*** EXERCISE DATA
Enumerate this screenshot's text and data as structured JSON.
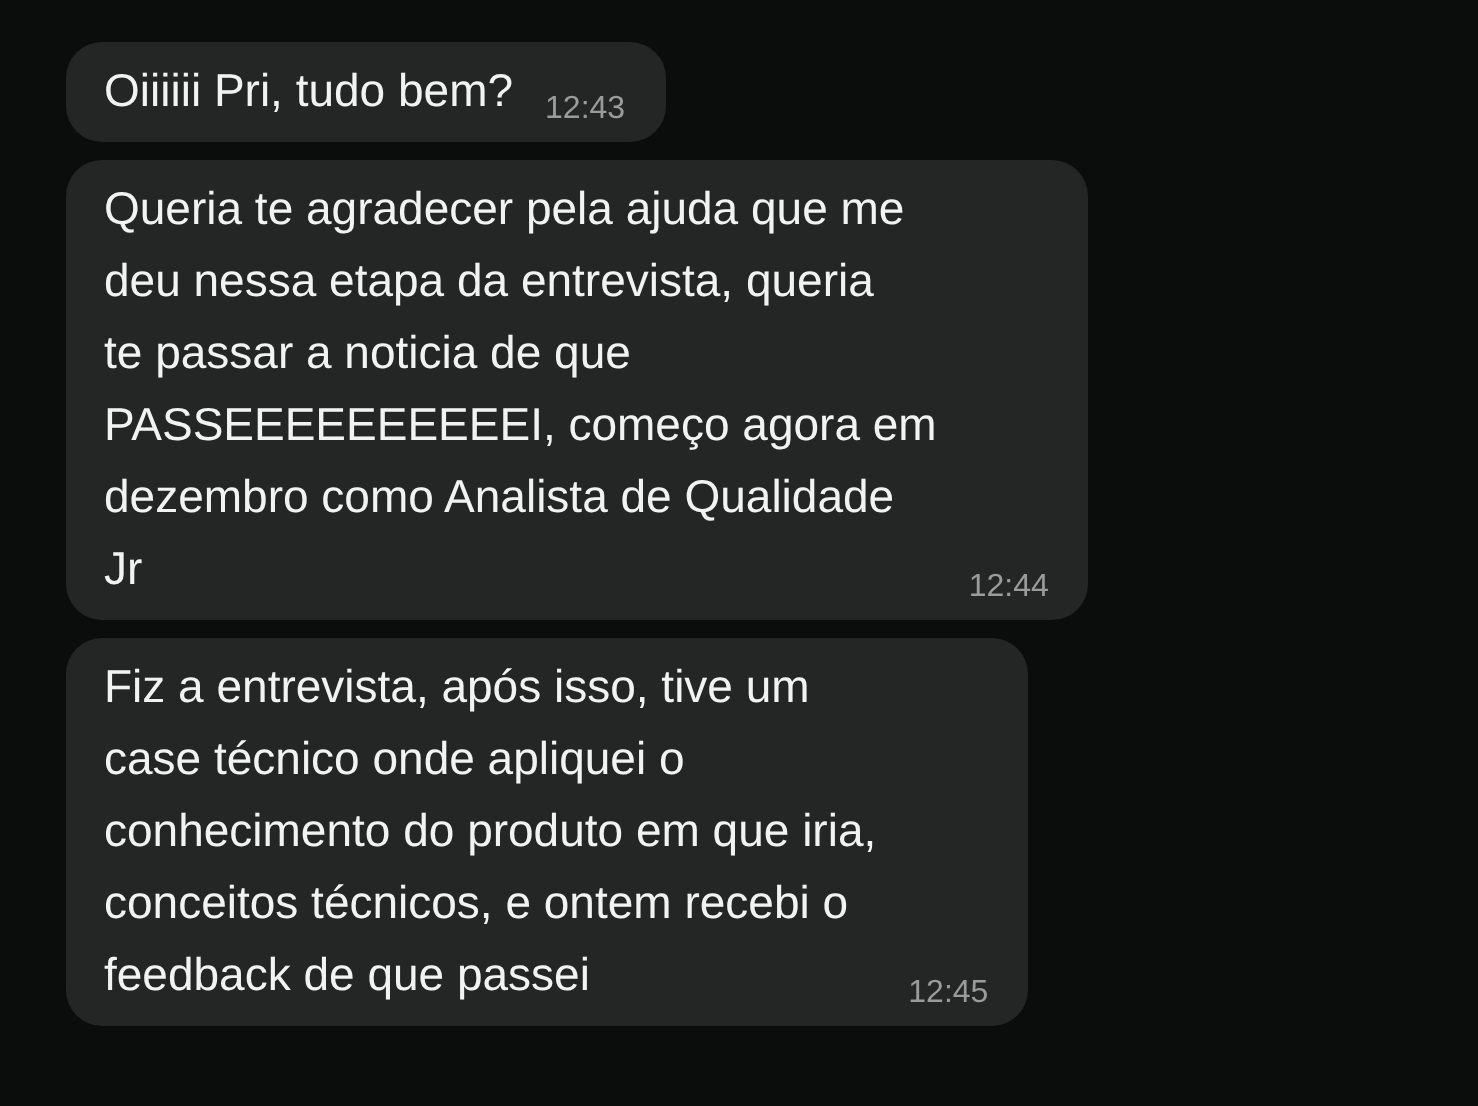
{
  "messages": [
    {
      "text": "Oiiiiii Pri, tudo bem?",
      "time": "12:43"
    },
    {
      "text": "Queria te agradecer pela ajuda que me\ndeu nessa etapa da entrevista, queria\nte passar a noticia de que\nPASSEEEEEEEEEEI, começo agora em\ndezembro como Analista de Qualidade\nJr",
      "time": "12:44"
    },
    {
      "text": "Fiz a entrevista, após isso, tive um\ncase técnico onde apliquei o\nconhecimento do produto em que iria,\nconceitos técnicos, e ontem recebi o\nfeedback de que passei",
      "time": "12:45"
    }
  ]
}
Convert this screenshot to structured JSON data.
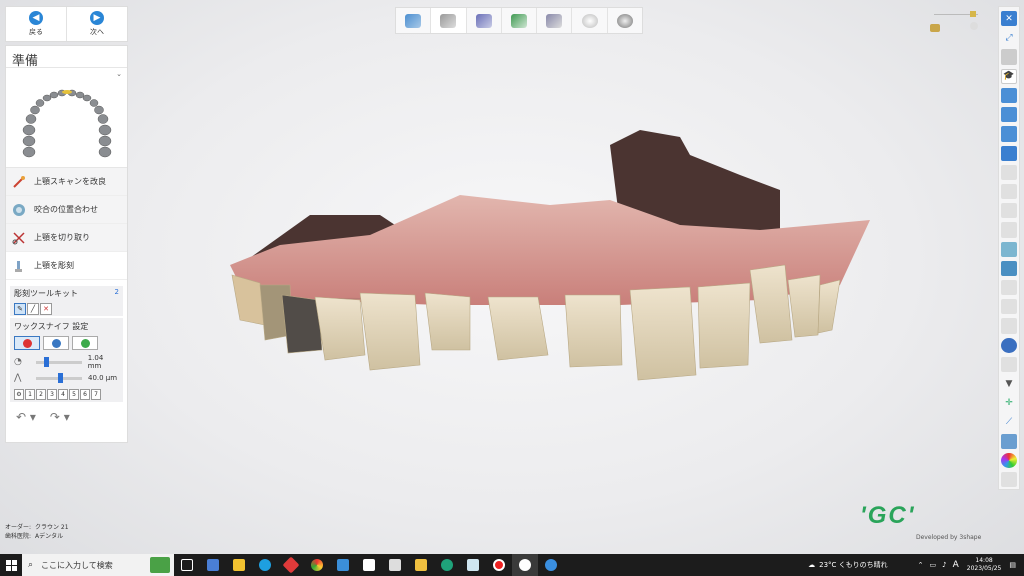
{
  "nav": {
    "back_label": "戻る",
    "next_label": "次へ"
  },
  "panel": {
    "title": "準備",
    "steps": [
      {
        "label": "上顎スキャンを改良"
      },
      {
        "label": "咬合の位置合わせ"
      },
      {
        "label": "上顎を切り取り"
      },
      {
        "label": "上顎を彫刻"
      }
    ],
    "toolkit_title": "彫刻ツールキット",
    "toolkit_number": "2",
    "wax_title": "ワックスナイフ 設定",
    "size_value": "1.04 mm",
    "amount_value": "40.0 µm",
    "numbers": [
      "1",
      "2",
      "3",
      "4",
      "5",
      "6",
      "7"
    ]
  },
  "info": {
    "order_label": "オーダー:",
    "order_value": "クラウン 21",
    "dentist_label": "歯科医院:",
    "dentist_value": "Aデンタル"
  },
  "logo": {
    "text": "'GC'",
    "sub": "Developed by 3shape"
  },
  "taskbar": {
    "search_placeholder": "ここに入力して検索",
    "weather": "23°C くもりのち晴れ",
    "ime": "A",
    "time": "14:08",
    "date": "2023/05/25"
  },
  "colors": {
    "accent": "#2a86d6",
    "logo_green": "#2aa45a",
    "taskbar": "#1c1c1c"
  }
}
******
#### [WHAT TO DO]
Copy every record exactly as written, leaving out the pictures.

#### [ANSWER BOX]
Enumerate this screenshot's text and data as structured JSON.
{
  "messages": [
    {
      "text": "Oiiiiii Pri, tudo bem?",
      "time": "12:43"
    },
    {
      "text": "Queria te agradecer pela ajuda que me\ndeu nessa etapa da entrevista, queria\nte passar a noticia de que\nPASSEEEEEEEEEEI, começo agora em\ndezembro como Analista de Qualidade\nJr",
      "time": "12:44"
    },
    {
      "text": "Fiz a entrevista, após isso, tive um\ncase técnico onde apliquei o\nconhecimento do produto em que iria,\nconceitos técnicos, e ontem recebi o\nfeedback de que passei",
      "time": "12:45"
    }
  ]
}
Convert this screenshot to structured JSON data.
{
  "nav": {
    "back_label": "戻る",
    "next_label": "次へ"
  },
  "panel": {
    "title": "準備",
    "steps": [
      {
        "label": "上顎スキャンを改良"
      },
      {
        "label": "咬合の位置合わせ"
      },
      {
        "label": "上顎を切り取り"
      },
      {
        "label": "上顎を彫刻"
      }
    ],
    "toolkit_title": "彫刻ツールキット",
    "toolkit_number": "2",
    "wax_title": "ワックスナイフ 設定",
    "size_value": "1.04 mm",
    "amount_value": "40.0 µm",
    "numbers": [
      "1",
      "2",
      "3",
      "4",
      "5",
      "6",
      "7"
    ]
  },
  "info": {
    "order_label": "オーダー:",
    "order_value": "クラウン 21",
    "dentist_label": "歯科医院:",
    "dentist_value": "Aデンタル"
  },
  "logo": {
    "text": "'GC'",
    "sub": "Developed by 3shape"
  },
  "taskbar": {
    "search_placeholder": "ここに入力して検索",
    "weather": "23°C くもりのち晴れ",
    "ime": "A",
    "time": "14:08",
    "date": "2023/05/25"
  },
  "colors": {
    "accent": "#2a86d6",
    "logo_green": "#2aa45a",
    "taskbar": "#1c1c1c"
  }
}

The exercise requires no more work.